So you’ve chosen an egg donor — congratulations! But if you’re like many intended parents, once the paperwork is signed, you’re left wondering: Now what?
First, a note about timing. While egg donor cycles vary in length depending on a variety of factors including clinic availability, clinics like ours at will counsel intended parents that cycles with a first-time donor typically take around three months to complete, from matching to egg retrieval.
But once that happens, here are the next steps:
Medical Evaluation and Clearance
A first-time donor will have a psychological screening (including a consultation with a psychologist and a personality test) and genetic counseling (an in-depth interview with a genetic counselor) prior her medical screening. The resulting psych and genetic counseling reports are then sent to your doctor.
At the donor’s medical screening appointment at your clinic, the doctor will check various hormone levels via bloodwork, including estradiol, FSH (follicle stimulating hormone) and AMH (anti-Müllerian hormone). Some doctors will also run genetic tests at this appointment; others will wait for the hormone results to come back before initiating further testing. Genetic tests generally take two to three weeks to result. Once the doctor has received and reviewed the test results, and assuming everything is normal, the donor will be given medical clearance to proceed.
The process leading to medical clearance typically takes about a month. If the donor has been using an IUD or implant for contraception, or if she is found to have a cyst, medical clearance may be delayed. Medical clearance can also take longer if additional genetic testing for either you or the donor is deemed necessary by your doctor.
Once medical clearance has been issued, the cycle moves on to the legal stage, during which the egg donor agreement is drafted and signed. You will need an attorney who specializes in reproductive law (a subspecialty of family law) to draft the contract for you. Clinics like Beverly Hills Egg Donation can recommend an attorney if you don’t already have one. The donor will have her own attorney who will review the draft with her. Once both parties have signed the egg donor agreement, your attorney will send a legal clearance letter to your doctor. Typically clinics will not put together a donor’s cycle dates until legal clearance has been issued.

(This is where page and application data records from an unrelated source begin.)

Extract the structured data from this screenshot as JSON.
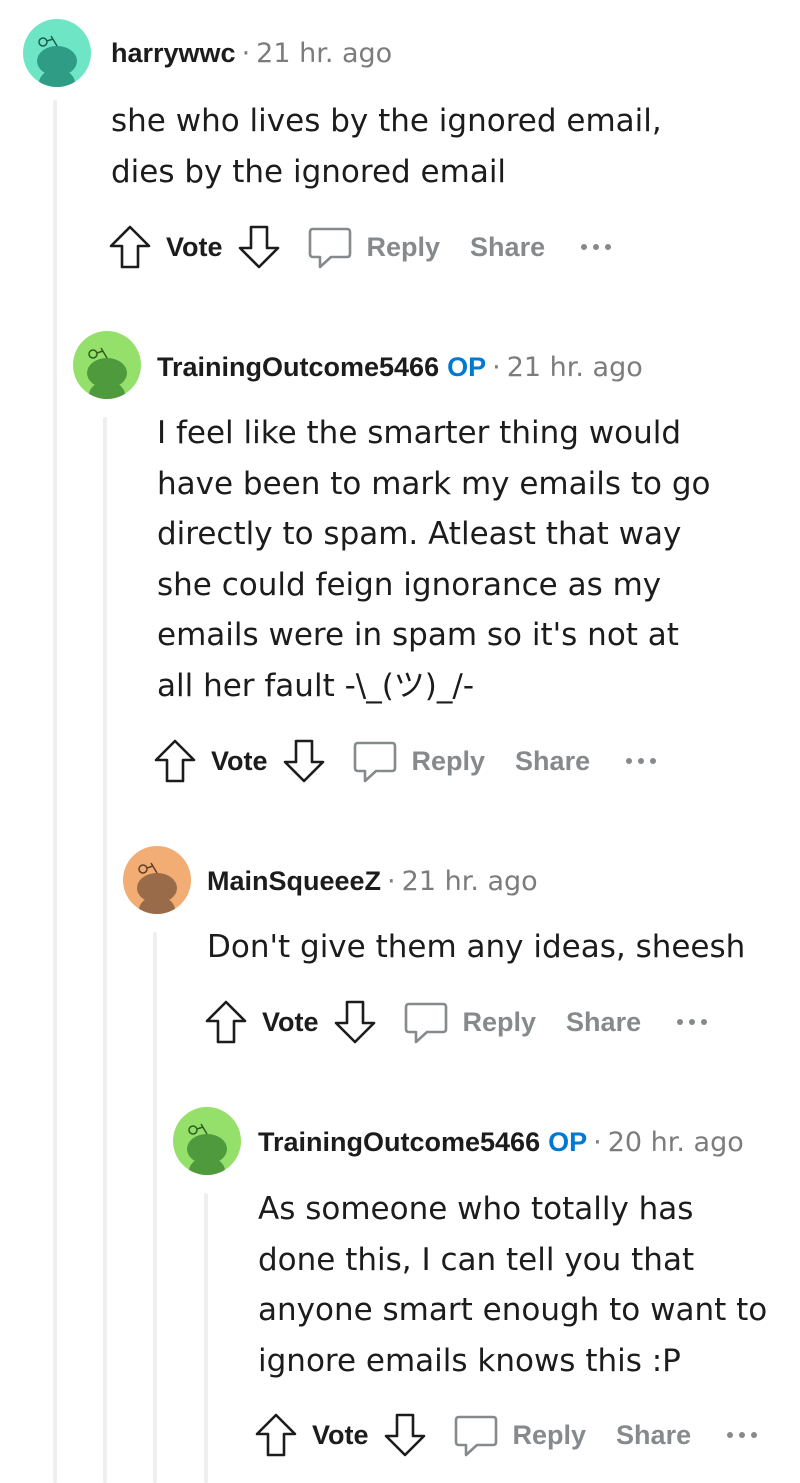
{
  "comments": [
    {
      "author": "harrywwc",
      "op": "",
      "separator": "·",
      "time": "21 hr. ago",
      "avatar_color": "#6ee6c6",
      "avatar_fg": "#2f9c86",
      "body": "she who lives by the ignored email,\ndies by the ignored email",
      "vote_label": "Vote",
      "reply_label": "Reply",
      "share_label": "Share"
    },
    {
      "author": "TrainingOutcome5466",
      "op": "OP",
      "separator": "·",
      "time": "21 hr. ago",
      "avatar_color": "#94e06a",
      "avatar_fg": "#4f9a3d",
      "body": "I feel like the smarter thing would\nhave been to mark my emails to go\ndirectly to spam. Atleast that way\nshe could feign ignorance as my\nemails were in spam so it's not at\nall her fault -\\_(ツ)_/-",
      "vote_label": "Vote",
      "reply_label": "Reply",
      "share_label": "Share"
    },
    {
      "author": "MainSqueeeZ",
      "op": "",
      "separator": "·",
      "time": "21 hr. ago",
      "avatar_color": "#f2ad74",
      "avatar_fg": "#9a6b48",
      "body": "Don't give them any ideas, sheesh",
      "vote_label": "Vote",
      "reply_label": "Reply",
      "share_label": "Share"
    },
    {
      "author": "TrainingOutcome5466",
      "op": "OP",
      "separator": "·",
      "time": "20 hr. ago",
      "avatar_color": "#94e06a",
      "avatar_fg": "#4f9a3d",
      "body": "As someone who totally has\ndone this, I can tell you that\nanyone smart enough to want to\nignore emails knows this :P",
      "vote_label": "Vote",
      "reply_label": "Reply",
      "share_label": "Share"
    }
  ],
  "icons": [
    "upvote-icon",
    "downvote-icon",
    "comment-bubble-icon",
    "more-options-icon",
    "snoo-avatar-icon"
  ],
  "colors": {
    "op_badge": "#0079d3",
    "muted": "#878a8c",
    "thread_line": "#edeff1"
  }
}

Stimulation and Retrieval
The final step of the cycle is the stimulation phase, during which the donor is on injectable medication to induce the ovaries to produce more eggs. It generally takes around twelve days from the start of injectable medications to the egg retrieval. After that, the time from the retrieval to the embryo transfer varies, as there are different procedures, protocols, and tests used by each doctor.
Using a Previous Donor
Of course, you may have chosen a previous donor rather than someone who has never donated before. If that is the case, it’s possible that the process may go a little more quickly, particularly if your doctor determines that the donor doesn’t need any additional genetic testing.
It’s also worth noting that the cycle timing detailed here is approximate and may vary based on the schedules of the doctor, donor, and intended parents.